The Bandit Joaquin Murrieta



Many people have heard of the famous Texas Rangers, but few people know that California also had a group of Lawman Rangers, organized for one deadly mission: To track down and capture a murderous gang of outlaws and their leader, the infamous bandit Joaquin Murrieta. The first "official" California State Police agency, the following is their story...


In 1849 a Mexican named Joaquin Murrieta and his wife traveled to the California gold fields to make their fortune. They built a little wooden cabin beside a creek and began to pan for gold.  Some of the Americans who had immigrated to Old California were cruel and evil men who hated all Mexican Californio's.  One night a band of such men broke into Murrieta's cabin, battered him unconscious and assaulted and murdered his wife.

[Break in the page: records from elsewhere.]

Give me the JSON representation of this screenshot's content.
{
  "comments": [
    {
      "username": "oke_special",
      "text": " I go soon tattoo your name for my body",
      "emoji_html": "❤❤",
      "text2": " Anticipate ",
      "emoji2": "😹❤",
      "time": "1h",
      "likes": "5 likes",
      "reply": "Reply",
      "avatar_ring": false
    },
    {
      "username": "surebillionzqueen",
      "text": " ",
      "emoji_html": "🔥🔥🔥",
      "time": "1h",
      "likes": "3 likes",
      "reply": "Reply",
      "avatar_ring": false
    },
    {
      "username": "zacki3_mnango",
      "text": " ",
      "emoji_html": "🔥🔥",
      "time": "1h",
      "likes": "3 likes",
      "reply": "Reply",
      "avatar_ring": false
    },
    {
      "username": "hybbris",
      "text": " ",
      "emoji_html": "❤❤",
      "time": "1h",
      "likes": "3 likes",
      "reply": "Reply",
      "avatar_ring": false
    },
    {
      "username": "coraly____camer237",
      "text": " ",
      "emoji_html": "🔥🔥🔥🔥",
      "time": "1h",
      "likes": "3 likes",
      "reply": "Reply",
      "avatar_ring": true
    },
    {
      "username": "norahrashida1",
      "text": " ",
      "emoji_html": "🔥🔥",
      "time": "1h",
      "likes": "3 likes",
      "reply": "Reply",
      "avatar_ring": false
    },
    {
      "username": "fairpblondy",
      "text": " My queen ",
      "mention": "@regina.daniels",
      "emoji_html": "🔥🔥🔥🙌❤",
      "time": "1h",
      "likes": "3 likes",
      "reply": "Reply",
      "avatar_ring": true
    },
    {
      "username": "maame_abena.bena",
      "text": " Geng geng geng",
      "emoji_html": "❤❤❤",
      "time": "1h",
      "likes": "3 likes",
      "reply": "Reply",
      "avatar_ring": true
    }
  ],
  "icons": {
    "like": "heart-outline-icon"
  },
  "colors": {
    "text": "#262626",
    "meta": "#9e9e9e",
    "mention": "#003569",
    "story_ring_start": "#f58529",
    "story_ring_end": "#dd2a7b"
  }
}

Driven by grief and an unquenchable thirst for revenge, Murrieta assembled a band of outlaws. By 1851, everybody knew of the notorious Murrieta gang that was committing crimes throughout California. By 1853, the Murrieta gang's countless robberies and murders had reached alarming proportions. Citizens from all over the State petitioned Governor Bigler to take action against the outlaws. On May 17, 1853 the California State Legislature passed The Ranger Act of 1853, which authorized the raising of a company of Mounted Rangers. They were tasked with capturing the gang of robbers commanded by the "Five Joaquin’s"  [Joaquin Murrieta, Joaquin Ocomorenia, Joaquin Valenzuela, Joaquin Botellier, and Joaquin Carrillo].


Led by Captain Harry Love, a former Dragoon and Veteran of the Mexican War, a company of 20 rangers was mustered in at Quartzberg, CA on May 28, 1853. For two months the Mounted Rangers pursued Murrieta, capturing many outlaws along the way. 

California Rangers, continued:


The Ranger’s persistence paid off on July 25, 1853. After several days spent observing the Tulare slough, the Rangers cornered Murrieta and his gang in a camp on the Arroyo Cantua. Murrieta fled on horseback, but was de-horsed by Ranger Billy Henderson and then killed in the ensuing gunfight. To prove that they had killed the bandit, Capt. Love had Murrieta beheaded. Murrieta’s head was placed in a glass jar filled with Bourbon. It was publicly displayed at the Stockton House.  It was displayed in a San Francisco museum until destroyed by a fire during the 1906 earthquake.

On August 29, 1853, Governor John Bigler paid Captain Love the $1,000.00 reward money and then disbanded the California Mounted Rangers. On May 28, 1854, the State Legislature decided that the Mounted Rangers had not been adequately rewarded for their efforts and awarded them an additional $5,000.00 bounty. 


Years later, the Rangers were re-activated in the form of the California State Police.  The California State Police provided executive protection for the Governor and served the people of California for 108 years until July 12th, 1995, when it was consolidated with the California Highway Patrol in the interest of conserving state fiscal resources and to streamline government agencies and operations, a sad ending for a proud and historic law enforcement agency.




Captain Harry Love, California Rangers




M. Silva, August 2004/All Rights Reserved.